Also consider the availability of resources for dealing with these disparate data sources. The key issue, mentioned in the last post, remains the skills shortage; so starting a data aggregation/collection effort that depends on skilled resources to manage normalization and integration of data may not be the best idea. This doesn’t really have much to do with the size of the organization – it’s really about the sophistication of staff – security data integration is an advanced function that can be beyond even large organizations with less mature security efforts.

Ultimately your goal is visibility into your entire technology infrastructure. An end-to-end view of what’s happening in your environment, wherever your data is, gives you a basis for evolving your detection capabilities.

External Data

We have published a lot of research on threat intel to date, most recently a series on Applied Threat Intelligence, which summarized the three main use cases we see for external data.

There are plenty of sources of external data nowadays. The main types are:

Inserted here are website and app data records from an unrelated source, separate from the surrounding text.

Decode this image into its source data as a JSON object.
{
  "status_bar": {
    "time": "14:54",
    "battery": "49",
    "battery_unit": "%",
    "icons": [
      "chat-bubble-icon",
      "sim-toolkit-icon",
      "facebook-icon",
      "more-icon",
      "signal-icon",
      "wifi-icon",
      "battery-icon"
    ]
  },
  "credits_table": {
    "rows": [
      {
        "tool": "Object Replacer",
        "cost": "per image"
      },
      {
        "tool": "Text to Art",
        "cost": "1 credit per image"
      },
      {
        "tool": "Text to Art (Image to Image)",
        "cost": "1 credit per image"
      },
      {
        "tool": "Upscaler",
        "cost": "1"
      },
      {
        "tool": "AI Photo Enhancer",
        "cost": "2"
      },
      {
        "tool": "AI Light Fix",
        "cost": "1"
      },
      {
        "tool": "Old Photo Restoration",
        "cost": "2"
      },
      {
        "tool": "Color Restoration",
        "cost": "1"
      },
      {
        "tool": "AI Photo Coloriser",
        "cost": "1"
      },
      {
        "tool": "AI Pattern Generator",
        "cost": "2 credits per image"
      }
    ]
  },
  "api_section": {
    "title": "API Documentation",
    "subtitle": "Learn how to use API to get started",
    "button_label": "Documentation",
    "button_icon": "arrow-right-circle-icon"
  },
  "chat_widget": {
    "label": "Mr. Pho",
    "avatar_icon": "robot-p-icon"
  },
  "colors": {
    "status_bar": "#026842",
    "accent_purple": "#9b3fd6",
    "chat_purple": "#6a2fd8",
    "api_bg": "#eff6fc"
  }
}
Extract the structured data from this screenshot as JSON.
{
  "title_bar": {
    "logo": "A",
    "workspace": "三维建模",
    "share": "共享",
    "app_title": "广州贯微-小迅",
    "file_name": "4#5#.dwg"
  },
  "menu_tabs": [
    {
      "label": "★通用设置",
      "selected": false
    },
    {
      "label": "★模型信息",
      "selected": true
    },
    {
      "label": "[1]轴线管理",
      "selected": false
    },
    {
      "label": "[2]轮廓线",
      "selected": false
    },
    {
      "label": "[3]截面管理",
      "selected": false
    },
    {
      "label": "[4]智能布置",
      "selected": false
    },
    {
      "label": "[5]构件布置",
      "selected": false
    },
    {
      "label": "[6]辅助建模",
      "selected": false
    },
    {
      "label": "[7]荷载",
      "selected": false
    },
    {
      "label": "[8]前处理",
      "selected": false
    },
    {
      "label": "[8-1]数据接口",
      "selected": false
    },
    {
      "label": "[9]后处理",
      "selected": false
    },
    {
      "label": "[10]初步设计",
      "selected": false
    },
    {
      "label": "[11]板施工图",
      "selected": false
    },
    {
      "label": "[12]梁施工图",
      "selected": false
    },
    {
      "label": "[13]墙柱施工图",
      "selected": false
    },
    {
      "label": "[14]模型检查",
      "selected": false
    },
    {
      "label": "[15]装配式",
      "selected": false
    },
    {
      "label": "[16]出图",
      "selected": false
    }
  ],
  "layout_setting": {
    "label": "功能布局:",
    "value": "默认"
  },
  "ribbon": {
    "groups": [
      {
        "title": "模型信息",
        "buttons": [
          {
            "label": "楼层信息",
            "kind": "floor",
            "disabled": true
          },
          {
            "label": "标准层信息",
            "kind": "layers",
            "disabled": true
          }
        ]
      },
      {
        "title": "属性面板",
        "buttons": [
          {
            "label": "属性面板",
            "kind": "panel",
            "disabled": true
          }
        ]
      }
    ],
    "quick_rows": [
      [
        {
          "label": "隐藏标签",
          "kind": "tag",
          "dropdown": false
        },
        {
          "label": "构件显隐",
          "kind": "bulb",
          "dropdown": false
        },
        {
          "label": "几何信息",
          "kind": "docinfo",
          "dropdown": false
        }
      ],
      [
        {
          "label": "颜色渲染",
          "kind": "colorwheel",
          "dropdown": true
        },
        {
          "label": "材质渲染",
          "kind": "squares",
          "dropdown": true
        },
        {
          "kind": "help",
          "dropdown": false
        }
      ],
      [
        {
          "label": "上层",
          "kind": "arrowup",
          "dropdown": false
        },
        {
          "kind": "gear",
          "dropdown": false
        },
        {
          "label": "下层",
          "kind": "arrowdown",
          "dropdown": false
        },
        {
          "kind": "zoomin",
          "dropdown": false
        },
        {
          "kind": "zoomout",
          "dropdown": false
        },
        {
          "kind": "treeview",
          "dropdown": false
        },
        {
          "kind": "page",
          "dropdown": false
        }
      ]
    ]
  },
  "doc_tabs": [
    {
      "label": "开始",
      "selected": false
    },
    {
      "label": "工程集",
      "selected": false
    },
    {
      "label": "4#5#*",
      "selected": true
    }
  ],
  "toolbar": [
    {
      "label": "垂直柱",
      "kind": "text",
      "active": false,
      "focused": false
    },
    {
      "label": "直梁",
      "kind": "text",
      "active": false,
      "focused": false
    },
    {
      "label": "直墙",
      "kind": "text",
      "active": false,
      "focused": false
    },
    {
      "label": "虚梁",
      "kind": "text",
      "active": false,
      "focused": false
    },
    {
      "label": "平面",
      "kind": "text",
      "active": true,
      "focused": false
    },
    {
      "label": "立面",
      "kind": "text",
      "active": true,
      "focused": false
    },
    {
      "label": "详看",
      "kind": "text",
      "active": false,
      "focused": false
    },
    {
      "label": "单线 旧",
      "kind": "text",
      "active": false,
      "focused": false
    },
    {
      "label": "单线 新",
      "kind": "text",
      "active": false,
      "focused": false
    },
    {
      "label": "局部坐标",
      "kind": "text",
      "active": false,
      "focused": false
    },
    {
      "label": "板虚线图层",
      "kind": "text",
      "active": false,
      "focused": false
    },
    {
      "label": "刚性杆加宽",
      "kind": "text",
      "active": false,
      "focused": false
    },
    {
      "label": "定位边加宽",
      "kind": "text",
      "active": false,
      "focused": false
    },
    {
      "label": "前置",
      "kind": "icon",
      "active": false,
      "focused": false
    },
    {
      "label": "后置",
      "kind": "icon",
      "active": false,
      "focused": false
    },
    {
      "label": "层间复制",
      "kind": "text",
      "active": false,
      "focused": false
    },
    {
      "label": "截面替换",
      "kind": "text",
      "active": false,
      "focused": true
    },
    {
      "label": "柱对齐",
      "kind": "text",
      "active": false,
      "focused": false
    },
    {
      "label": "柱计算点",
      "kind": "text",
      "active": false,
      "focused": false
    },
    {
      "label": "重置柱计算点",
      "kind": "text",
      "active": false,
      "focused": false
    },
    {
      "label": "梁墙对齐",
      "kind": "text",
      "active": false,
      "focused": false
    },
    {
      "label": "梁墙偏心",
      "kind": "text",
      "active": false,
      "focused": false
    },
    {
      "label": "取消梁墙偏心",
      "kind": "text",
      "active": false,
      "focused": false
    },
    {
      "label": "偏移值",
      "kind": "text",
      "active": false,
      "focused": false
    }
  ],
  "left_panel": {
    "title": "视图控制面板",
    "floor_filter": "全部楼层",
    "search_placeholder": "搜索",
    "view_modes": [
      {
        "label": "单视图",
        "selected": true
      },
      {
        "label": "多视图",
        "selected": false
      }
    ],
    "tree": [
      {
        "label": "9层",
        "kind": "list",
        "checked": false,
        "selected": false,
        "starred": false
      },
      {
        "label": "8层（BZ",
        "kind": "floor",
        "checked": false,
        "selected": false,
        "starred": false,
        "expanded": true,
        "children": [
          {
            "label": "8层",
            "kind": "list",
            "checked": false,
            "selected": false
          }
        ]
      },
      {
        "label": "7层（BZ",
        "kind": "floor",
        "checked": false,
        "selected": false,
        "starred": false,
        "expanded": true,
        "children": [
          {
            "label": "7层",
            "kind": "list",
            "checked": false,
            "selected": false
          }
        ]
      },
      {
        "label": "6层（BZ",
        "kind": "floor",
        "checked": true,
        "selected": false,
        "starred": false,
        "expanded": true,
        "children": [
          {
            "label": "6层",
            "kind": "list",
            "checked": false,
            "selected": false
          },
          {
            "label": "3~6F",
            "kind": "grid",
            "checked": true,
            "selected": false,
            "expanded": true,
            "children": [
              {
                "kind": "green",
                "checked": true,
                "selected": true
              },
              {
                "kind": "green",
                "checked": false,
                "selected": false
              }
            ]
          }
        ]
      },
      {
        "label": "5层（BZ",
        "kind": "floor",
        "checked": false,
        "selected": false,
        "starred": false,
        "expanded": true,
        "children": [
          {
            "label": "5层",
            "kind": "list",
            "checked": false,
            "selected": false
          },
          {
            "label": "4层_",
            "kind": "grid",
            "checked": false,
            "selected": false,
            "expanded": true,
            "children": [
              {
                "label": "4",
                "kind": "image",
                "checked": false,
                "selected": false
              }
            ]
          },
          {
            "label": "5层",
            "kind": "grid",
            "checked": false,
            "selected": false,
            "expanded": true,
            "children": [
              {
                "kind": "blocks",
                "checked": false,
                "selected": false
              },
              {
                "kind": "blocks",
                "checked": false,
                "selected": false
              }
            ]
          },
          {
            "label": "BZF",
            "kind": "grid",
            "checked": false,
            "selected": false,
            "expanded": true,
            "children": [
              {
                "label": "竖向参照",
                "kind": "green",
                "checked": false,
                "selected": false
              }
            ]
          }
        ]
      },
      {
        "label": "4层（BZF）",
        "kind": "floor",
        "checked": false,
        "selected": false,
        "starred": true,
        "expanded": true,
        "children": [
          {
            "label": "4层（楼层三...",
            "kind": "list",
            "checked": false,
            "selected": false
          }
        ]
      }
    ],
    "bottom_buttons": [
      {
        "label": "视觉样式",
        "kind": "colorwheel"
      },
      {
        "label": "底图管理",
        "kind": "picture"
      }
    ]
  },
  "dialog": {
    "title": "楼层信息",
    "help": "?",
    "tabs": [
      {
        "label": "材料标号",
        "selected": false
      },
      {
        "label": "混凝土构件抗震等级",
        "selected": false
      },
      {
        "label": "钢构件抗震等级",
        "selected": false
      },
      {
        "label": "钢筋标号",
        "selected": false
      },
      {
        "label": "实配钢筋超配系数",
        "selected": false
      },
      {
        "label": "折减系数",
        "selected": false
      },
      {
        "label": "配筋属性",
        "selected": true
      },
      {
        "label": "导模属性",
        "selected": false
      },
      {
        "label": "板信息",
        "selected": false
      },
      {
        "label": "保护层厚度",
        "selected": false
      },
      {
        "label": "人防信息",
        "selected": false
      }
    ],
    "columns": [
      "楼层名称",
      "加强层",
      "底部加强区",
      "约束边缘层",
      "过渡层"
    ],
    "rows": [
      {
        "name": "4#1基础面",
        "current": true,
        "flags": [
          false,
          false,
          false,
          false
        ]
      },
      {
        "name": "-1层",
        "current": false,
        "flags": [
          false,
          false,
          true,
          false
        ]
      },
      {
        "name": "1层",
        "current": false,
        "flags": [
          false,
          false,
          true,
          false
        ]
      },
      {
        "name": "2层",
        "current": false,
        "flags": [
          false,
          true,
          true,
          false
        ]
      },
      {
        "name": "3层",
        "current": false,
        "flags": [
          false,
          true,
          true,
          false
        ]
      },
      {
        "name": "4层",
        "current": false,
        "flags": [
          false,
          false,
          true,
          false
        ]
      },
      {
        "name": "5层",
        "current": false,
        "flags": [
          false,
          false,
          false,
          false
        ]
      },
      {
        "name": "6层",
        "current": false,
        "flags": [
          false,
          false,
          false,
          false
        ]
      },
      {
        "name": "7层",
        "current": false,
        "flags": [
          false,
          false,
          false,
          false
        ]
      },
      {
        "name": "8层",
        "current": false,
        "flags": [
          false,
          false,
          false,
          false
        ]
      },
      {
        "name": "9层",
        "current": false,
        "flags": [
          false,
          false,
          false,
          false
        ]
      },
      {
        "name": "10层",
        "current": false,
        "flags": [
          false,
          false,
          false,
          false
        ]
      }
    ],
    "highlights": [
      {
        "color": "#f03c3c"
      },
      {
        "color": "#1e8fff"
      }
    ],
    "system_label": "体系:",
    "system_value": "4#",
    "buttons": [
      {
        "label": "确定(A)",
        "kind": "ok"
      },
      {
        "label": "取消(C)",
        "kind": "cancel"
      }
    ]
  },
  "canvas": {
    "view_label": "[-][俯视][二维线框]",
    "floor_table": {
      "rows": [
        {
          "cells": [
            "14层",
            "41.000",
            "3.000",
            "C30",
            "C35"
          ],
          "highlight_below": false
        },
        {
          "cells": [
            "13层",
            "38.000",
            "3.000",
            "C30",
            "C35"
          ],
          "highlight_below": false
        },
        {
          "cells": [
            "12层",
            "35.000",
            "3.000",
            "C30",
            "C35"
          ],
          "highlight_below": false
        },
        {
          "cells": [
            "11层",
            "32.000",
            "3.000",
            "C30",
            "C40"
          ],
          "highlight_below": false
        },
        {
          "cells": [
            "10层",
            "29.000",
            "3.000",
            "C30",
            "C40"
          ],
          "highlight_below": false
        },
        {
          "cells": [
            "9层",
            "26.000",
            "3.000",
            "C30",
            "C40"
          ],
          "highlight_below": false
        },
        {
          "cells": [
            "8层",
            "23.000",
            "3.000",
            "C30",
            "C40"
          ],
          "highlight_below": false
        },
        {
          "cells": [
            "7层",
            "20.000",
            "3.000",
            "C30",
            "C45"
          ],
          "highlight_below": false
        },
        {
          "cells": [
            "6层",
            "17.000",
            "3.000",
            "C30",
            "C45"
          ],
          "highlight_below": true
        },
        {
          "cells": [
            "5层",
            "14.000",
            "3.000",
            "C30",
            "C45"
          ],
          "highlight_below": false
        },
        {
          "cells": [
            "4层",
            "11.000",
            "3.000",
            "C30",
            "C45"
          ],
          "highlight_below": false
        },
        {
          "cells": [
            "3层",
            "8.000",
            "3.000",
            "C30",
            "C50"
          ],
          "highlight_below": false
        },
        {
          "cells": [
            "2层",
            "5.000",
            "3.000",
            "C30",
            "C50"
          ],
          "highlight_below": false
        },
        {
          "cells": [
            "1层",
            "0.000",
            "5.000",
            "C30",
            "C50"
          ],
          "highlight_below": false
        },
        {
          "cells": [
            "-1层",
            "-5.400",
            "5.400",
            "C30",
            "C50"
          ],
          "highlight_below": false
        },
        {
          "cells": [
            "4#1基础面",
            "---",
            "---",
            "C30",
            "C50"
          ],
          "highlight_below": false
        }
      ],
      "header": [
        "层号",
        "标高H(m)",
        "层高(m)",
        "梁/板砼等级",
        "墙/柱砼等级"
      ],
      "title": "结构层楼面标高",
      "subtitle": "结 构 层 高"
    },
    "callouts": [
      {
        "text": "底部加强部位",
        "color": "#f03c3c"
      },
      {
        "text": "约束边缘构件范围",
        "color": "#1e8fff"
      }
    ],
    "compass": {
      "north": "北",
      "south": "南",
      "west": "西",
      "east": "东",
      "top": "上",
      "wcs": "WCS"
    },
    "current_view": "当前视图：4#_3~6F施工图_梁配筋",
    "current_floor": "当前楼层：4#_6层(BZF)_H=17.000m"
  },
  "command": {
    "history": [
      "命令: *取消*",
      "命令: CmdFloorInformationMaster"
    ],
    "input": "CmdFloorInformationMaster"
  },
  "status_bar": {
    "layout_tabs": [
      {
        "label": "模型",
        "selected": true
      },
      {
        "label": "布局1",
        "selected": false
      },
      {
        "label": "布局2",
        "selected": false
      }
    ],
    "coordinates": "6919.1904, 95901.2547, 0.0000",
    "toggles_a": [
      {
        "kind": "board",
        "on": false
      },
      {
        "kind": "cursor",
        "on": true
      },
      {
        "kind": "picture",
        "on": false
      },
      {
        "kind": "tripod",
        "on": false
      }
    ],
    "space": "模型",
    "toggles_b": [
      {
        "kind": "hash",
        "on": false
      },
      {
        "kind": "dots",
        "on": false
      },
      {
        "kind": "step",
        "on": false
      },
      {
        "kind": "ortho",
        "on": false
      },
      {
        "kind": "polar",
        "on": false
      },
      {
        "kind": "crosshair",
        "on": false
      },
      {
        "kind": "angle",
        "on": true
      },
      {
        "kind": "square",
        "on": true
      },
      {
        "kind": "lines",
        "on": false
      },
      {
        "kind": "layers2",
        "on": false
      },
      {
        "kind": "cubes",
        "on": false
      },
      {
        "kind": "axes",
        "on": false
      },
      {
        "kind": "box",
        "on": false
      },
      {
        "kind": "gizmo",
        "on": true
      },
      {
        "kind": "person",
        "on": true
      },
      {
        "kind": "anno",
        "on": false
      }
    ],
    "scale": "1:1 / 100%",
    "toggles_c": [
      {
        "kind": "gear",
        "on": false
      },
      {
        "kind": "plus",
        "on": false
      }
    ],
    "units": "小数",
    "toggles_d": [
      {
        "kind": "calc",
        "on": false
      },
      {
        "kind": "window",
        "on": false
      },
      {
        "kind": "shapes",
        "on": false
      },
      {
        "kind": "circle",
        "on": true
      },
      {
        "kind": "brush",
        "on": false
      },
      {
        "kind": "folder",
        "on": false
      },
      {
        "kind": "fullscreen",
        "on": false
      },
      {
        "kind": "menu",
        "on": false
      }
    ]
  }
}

  • Commercial integrated: It seems every security vendor has a research group providing some type of intelligence. This data is usually very tightly integrated into the product or service you buy from the vendor. There may be a separate charge for intelligence, beyond the base cost of the product or service.
  • Commercial standalone: Standalone threat intel is an emerging security market. These vendors typically offer an aggregation platform to collect external data and integrate it into your controls and monitoring systems. Some also gather industry-specific data because attacks tend to cluster in specific industries.
  • ISAC: Information Sharing and Analysis Centers are industry-specific organizations that aggregate data from an industry and share it among members. The best known ISAC is for the financial industry, although many other industry associations are spinning up their own ISACs as well.
  • OSINT: Finally there is open source intel, publicly available sources for things like malware samples and IP reputation, which can be queried and/or have intel integrated directly into user systems.

How does this external data play into an evolved threat detection capability? As mentioned above, external data without context isn’t very helpful. You don’t know which of the alerts or notifications apply to your environment, so you just create a lot of extra work to figure it out. And the idea is not to create more work.

How can you provide that context? Use the external threat data to look for specific instances of an attack. As we described in Threat Intelligence and Security Monitoring, you can use indicators from other attacks to pinpoint that activity in your network, even if you’ve never seen the attack before. Historically you were restricted to only alerting on conditions/correlations you knew about, so this is a big deal.

To use a more tangible example, let refer back to the concept of retrospection. Let’s say you didn’t know about a heretofore unknown attack (like Duqu 2.0), and received a set of indicators from a threat intelligence provider. You could then look for those indicators within your network. Even if you don’t find that specific attack immediately, you could set your monitoring system (typically a SIEM or an IPS) to watch for those indicators. Basically you can jump time, looking for attacks that haven’t happened to you – yet.

Default to the Process

As usual, it all comes back to process. We mapped that out in TI+SM and Threat Intelligence and Incident Response. You need a process to procure, collect, and utilize threat intelligence, from whatever sources it comes.

Then use external data as triggers or catalysts to mine your internal data using advanced analytics, to see if you find those indicators in your network. We’ll dig into that part of the process next.